Former Cavs guard Damon Jones, who was traded to Milwaukee in August but never reported, is working out in California under trainer Joe Abunassar. He’s waiting for another shot at the NBA. The Bucks don’t appear over-anxious to give up on his expiring contract, which is why he’s still on their roster. Jones isn’t interested in a buyout.

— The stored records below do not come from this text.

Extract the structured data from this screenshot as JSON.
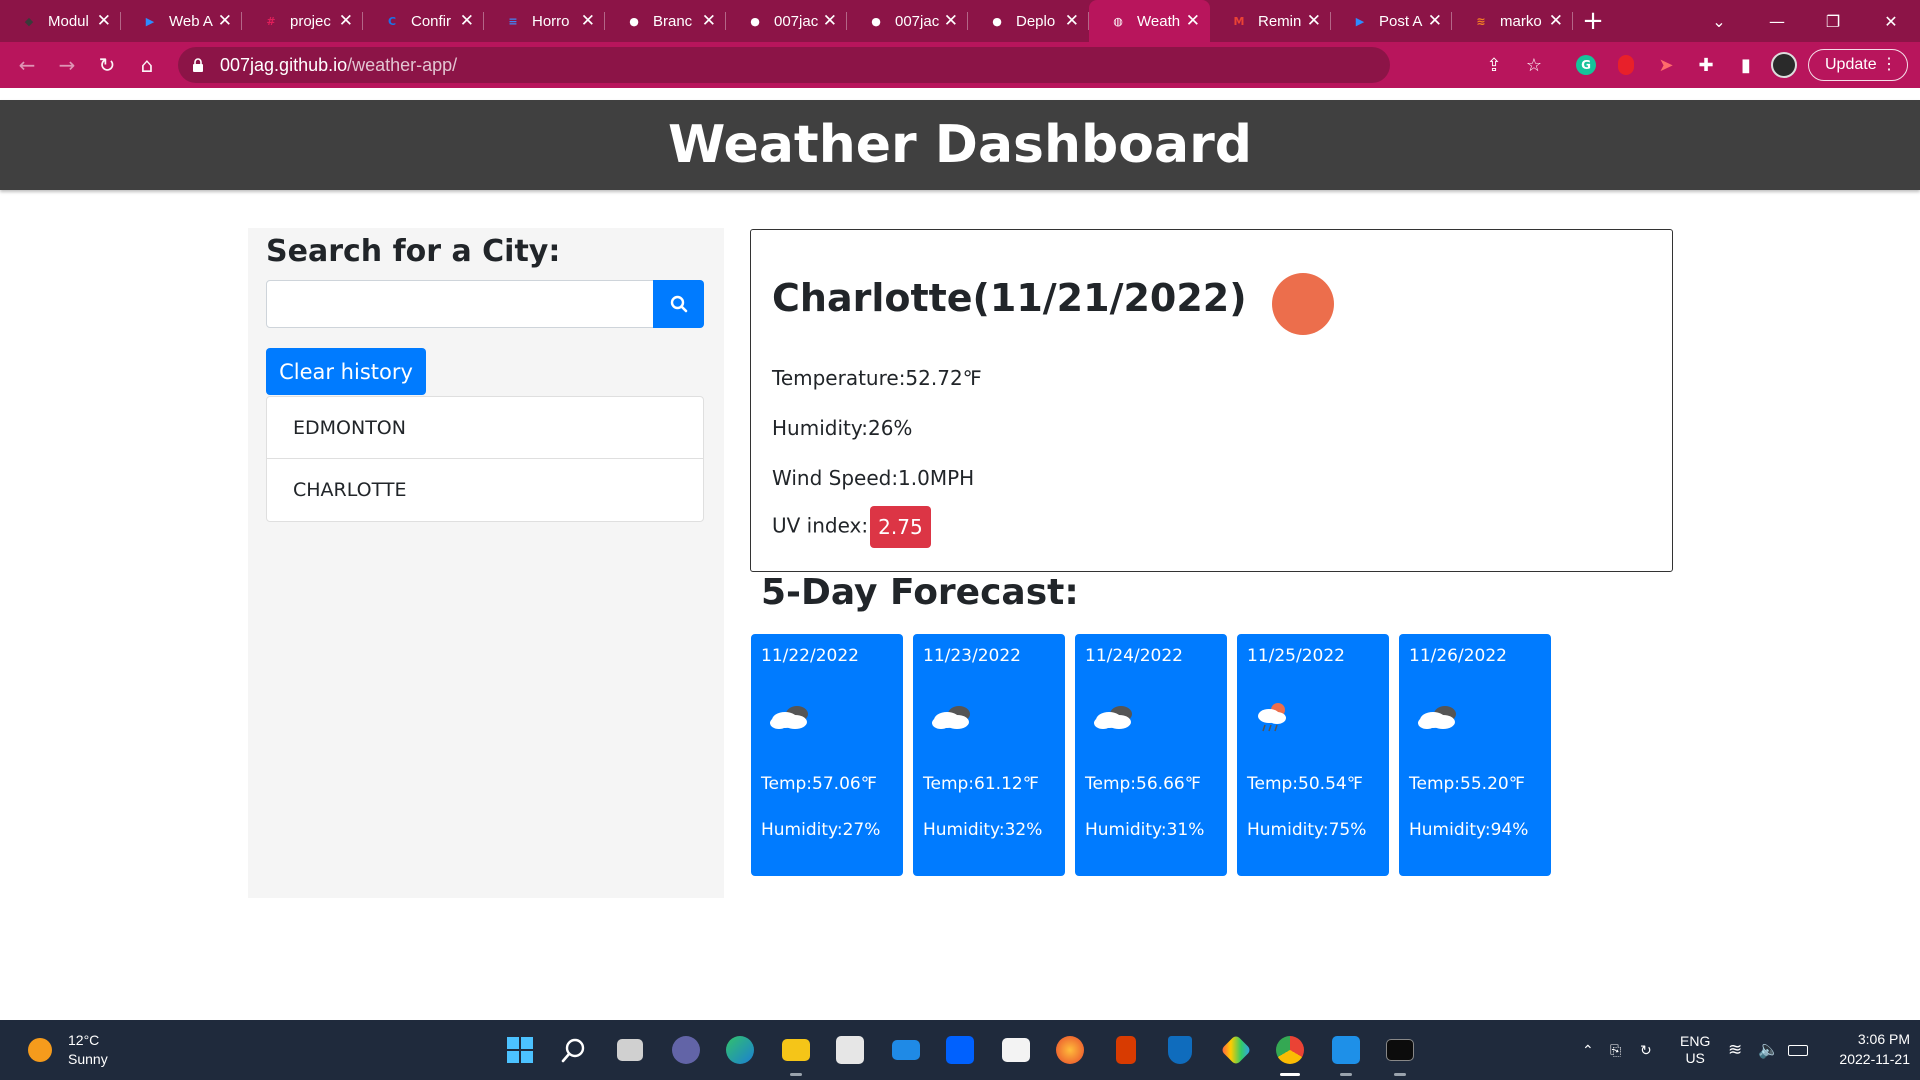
{
  "browser": {
    "tabs": [
      {
        "label": "Modul",
        "icon": "canvas-icon",
        "color": "#3a3a3a"
      },
      {
        "label": "Web A",
        "icon": "zoom-icon",
        "color": "#2d8cff"
      },
      {
        "label": "projec",
        "icon": "slack-icon",
        "color": "#e01e5a"
      },
      {
        "label": "Confir",
        "icon": "confirm-icon",
        "color": "#1a73e8"
      },
      {
        "label": "Horro",
        "icon": "docs-icon",
        "color": "#4285f4"
      },
      {
        "label": "Branc",
        "icon": "github-icon",
        "color": "#ffffff"
      },
      {
        "label": "007jac",
        "icon": "github-icon",
        "color": "#ffffff"
      },
      {
        "label": "007jac",
        "icon": "github-icon",
        "color": "#ffffff"
      },
      {
        "label": "Deplo",
        "icon": "github-icon",
        "color": "#ffffff"
      },
      {
        "label": "Weath",
        "icon": "globe-icon",
        "color": "#ffffff",
        "active": true
      },
      {
        "label": "Remin",
        "icon": "gmail-icon",
        "color": "#ea4335"
      },
      {
        "label": "Post A",
        "icon": "zoom-icon",
        "color": "#2d8cff"
      },
      {
        "label": "marko",
        "icon": "stackoverflow-icon",
        "color": "#f48024"
      }
    ],
    "url_host": "007jag.github.io",
    "url_path": "/weather-app/",
    "update_label": "Update",
    "chrome_color": "#b8155c"
  },
  "header": {
    "title": "Weather Dashboard"
  },
  "search": {
    "heading": "Search for a City:",
    "input_value": "",
    "input_placeholder": "",
    "clear_label": "Clear history",
    "history": [
      "EDMONTON",
      "CHARLOTTE"
    ]
  },
  "current": {
    "city_title": "Charlotte(11/21/2022)",
    "temperature": "Temperature:52.72℉",
    "humidity": "Humidity:26%",
    "wind": "Wind Speed:1.0MPH",
    "uv_label": "UV index:",
    "uv_value": "2.75",
    "icon": "sun-icon",
    "uv_color": "#dc3545"
  },
  "forecast": {
    "heading": "5-Day Forecast:",
    "days": [
      {
        "date": "11/22/2022",
        "icon": "broken-clouds-icon",
        "temp": "Temp:57.06℉",
        "humidity": "Humidity:27%"
      },
      {
        "date": "11/23/2022",
        "icon": "broken-clouds-icon",
        "temp": "Temp:61.12℉",
        "humidity": "Humidity:32%"
      },
      {
        "date": "11/24/2022",
        "icon": "broken-clouds-icon",
        "temp": "Temp:56.66℉",
        "humidity": "Humidity:31%"
      },
      {
        "date": "11/25/2022",
        "icon": "light-rain-icon",
        "temp": "Temp:50.54℉",
        "humidity": "Humidity:75%"
      },
      {
        "date": "11/26/2022",
        "icon": "broken-clouds-icon",
        "temp": "Temp:55.20℉",
        "humidity": "Humidity:94%"
      }
    ],
    "card_color": "#007bff"
  },
  "taskbar": {
    "weather_temp": "12°C",
    "weather_desc": "Sunny",
    "lang_top": "ENG",
    "lang_bottom": "US",
    "time": "3:06 PM",
    "date": "2022-11-21"
  }
}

So what does “Bucks don’t appear over-anxious to give up on his expiring contract” mean?  It means that John Hammond likely views Jones and his $4.5 million contract, which expires at the end of this season, as good to have around when you’ve got to work out a trade. The bigger question is who else on the Bucks roster would Hammond be willing to trade? My speculation is that Bogut and R.J. are safe – and probably Ramon Sessions and the rookies. The rest will likely wait until after some more games are played.